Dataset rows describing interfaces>
%%

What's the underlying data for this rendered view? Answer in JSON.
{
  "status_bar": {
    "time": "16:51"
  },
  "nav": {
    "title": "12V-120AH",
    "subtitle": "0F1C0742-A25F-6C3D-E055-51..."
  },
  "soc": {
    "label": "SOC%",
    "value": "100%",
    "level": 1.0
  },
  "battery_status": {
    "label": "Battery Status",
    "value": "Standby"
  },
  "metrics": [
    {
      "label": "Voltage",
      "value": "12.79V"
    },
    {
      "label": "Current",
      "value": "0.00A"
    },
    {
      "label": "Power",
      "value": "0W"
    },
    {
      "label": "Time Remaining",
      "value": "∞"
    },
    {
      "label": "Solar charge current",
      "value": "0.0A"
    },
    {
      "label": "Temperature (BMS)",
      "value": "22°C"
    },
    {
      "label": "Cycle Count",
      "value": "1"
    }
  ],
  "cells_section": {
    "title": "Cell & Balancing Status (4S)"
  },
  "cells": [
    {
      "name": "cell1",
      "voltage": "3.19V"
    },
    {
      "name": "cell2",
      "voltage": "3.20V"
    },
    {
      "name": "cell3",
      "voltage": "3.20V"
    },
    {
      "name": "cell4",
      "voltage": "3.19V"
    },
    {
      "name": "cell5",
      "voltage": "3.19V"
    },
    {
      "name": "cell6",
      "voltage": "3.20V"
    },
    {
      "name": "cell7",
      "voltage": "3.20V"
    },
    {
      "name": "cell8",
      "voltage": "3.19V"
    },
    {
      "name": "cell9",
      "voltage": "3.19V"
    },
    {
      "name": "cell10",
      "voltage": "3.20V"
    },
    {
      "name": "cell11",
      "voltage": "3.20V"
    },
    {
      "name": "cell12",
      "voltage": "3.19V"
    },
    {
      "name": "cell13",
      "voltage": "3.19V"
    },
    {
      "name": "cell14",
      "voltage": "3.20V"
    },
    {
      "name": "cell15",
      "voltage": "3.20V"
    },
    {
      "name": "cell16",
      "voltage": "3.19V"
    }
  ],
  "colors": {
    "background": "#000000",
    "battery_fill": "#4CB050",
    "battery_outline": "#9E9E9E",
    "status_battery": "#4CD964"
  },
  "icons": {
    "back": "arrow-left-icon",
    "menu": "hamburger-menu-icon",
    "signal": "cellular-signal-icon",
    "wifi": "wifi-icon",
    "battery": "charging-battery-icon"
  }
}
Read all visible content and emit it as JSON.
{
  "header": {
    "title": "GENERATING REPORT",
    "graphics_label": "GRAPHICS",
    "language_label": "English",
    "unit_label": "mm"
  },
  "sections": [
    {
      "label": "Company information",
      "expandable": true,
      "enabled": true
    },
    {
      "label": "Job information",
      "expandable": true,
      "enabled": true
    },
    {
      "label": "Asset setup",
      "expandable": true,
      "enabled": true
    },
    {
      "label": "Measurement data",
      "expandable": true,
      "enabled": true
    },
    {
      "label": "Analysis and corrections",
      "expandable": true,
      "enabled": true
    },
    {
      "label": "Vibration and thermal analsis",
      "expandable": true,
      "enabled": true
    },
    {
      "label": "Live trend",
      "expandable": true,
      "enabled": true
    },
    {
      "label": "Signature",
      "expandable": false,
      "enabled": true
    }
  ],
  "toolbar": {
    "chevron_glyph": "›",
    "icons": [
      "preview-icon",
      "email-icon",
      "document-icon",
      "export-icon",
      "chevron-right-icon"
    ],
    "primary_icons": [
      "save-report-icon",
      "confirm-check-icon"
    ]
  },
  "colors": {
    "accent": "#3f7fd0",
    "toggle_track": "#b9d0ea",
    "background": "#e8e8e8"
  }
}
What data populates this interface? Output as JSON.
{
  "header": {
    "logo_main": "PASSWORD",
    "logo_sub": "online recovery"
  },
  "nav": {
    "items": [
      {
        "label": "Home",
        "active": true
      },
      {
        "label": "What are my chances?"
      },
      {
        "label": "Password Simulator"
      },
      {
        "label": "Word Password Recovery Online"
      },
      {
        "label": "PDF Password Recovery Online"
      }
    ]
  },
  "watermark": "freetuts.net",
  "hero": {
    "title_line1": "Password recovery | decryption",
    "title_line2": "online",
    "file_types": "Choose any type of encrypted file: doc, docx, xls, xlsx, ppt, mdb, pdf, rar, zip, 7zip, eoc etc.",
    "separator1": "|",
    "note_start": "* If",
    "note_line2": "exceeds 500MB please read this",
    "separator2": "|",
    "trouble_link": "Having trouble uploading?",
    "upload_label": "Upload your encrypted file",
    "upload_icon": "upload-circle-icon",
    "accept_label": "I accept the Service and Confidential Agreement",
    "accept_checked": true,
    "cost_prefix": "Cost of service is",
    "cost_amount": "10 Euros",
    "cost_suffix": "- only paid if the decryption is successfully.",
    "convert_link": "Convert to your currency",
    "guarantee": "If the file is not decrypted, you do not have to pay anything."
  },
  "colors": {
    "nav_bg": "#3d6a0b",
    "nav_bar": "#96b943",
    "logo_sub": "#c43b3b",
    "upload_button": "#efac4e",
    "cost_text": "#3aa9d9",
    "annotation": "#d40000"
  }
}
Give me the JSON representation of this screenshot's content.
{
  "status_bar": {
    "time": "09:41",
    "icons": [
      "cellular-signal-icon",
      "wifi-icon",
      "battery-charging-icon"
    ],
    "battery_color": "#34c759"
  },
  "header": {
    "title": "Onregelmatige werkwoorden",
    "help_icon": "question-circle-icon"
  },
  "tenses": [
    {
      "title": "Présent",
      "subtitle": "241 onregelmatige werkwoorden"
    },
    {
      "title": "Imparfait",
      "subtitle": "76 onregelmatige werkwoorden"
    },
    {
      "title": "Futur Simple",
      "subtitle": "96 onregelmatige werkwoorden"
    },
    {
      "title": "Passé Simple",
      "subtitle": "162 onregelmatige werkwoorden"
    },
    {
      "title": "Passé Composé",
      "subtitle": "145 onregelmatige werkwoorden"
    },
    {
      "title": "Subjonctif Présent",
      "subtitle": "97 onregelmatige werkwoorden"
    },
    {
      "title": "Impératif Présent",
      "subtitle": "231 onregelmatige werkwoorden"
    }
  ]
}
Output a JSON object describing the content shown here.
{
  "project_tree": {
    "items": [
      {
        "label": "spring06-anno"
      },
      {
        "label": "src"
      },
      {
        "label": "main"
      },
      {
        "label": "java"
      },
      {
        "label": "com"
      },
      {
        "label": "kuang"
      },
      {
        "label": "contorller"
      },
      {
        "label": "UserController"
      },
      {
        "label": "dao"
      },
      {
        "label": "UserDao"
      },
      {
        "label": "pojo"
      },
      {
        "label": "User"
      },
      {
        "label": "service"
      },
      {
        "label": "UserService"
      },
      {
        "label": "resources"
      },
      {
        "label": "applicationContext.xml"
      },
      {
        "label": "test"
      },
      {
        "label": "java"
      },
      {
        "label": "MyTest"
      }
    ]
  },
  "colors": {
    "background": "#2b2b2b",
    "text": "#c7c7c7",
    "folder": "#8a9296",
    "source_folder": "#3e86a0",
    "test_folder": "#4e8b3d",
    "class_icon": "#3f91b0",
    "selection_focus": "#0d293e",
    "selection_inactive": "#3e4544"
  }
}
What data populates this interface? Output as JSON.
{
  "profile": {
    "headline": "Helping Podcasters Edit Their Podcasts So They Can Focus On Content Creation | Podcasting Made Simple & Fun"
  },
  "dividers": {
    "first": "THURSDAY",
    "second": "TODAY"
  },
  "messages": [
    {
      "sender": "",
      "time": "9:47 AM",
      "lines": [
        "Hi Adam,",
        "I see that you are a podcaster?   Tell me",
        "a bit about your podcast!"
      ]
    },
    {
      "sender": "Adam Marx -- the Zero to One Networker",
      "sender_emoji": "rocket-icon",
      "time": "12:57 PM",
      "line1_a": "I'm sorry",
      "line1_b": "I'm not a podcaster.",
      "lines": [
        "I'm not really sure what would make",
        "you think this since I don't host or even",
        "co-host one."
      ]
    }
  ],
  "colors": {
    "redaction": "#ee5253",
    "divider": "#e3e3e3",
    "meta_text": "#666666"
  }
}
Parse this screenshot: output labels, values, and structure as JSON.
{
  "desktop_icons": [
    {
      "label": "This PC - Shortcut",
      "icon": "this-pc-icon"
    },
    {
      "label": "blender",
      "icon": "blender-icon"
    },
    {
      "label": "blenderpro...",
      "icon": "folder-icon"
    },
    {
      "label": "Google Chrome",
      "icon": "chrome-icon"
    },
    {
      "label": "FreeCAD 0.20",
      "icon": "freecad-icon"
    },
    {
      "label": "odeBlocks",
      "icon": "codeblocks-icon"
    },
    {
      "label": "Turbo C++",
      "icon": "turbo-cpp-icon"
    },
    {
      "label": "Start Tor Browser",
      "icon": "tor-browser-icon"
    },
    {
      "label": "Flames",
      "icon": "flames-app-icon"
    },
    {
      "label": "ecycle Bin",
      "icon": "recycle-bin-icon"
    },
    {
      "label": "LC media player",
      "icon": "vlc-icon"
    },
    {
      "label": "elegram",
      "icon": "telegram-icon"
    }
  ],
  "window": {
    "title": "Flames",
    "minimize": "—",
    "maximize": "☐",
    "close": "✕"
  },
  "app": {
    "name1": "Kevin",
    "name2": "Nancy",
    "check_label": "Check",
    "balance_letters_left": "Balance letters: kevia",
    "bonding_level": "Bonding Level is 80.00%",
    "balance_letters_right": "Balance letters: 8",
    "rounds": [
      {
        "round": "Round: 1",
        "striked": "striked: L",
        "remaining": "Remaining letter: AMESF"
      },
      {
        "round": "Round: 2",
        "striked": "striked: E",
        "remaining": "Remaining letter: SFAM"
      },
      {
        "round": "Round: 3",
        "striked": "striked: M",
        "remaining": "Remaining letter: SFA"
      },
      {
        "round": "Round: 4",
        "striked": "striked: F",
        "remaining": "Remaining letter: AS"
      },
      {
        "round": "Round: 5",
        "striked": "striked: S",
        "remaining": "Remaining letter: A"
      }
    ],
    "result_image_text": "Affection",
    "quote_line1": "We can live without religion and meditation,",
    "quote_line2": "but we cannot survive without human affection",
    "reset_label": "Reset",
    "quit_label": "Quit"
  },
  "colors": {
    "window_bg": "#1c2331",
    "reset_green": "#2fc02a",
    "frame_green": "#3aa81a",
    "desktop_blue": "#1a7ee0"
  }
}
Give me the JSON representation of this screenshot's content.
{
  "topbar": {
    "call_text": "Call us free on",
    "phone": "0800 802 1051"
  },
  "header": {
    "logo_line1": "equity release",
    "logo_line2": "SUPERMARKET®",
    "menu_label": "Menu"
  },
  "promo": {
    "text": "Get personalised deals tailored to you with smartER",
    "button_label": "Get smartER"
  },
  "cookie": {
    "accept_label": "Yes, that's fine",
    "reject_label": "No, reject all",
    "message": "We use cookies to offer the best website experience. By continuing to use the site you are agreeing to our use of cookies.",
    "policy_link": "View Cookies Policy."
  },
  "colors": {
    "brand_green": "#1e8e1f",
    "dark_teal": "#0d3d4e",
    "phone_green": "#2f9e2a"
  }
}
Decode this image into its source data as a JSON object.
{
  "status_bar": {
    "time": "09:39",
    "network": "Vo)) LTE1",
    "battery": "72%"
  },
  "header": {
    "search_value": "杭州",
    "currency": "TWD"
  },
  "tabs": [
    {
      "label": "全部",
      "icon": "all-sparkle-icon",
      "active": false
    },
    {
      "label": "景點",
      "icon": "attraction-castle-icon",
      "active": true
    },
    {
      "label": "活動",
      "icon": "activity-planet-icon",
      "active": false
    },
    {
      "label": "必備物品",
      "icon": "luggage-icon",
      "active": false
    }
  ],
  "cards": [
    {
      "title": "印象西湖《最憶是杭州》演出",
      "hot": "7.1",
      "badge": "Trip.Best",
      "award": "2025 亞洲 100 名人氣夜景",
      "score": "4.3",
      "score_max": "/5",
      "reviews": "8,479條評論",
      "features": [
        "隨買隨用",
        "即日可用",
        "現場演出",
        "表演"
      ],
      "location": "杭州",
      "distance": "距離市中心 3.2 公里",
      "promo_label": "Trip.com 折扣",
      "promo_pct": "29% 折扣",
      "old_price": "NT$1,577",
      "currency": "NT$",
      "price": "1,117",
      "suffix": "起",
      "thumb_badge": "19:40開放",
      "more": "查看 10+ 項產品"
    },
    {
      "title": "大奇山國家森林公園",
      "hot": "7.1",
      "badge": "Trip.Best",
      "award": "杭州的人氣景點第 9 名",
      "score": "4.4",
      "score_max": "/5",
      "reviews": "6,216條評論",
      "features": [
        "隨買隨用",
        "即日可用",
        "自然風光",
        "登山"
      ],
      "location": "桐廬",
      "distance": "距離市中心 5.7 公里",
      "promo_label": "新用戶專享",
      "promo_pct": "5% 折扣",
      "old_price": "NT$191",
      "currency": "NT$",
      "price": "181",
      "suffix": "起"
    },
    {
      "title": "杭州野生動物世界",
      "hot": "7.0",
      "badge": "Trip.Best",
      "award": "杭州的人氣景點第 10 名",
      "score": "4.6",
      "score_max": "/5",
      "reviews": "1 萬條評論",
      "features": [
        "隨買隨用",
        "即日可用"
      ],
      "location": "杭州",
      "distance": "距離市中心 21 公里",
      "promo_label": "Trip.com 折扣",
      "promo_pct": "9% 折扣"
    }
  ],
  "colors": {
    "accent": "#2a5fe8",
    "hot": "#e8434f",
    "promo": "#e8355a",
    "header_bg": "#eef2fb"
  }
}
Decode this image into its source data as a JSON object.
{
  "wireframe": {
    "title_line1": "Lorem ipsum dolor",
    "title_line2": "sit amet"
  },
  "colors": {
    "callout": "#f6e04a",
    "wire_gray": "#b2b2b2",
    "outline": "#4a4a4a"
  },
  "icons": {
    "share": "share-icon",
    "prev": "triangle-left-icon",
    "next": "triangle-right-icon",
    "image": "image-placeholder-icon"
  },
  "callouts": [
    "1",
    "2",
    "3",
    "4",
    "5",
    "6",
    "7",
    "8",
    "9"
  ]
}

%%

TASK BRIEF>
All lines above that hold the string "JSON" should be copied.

RESULT FOR THIS TASK>
What's the underlying data for this rendered view? Answer in JSON.
Read all visible content and emit it as JSON.
What data populates this interface? Output as JSON.
Give me the JSON representation of this screenshot's content.
Output a JSON object describing the content shown here.
What data populates this interface? Output as JSON.
Parse this screenshot: output labels, values, and structure as JSON.
Give me the JSON representation of this screenshot's content.
Decode this image into its source data as a JSON object.
Decode this image into its source data as a JSON object.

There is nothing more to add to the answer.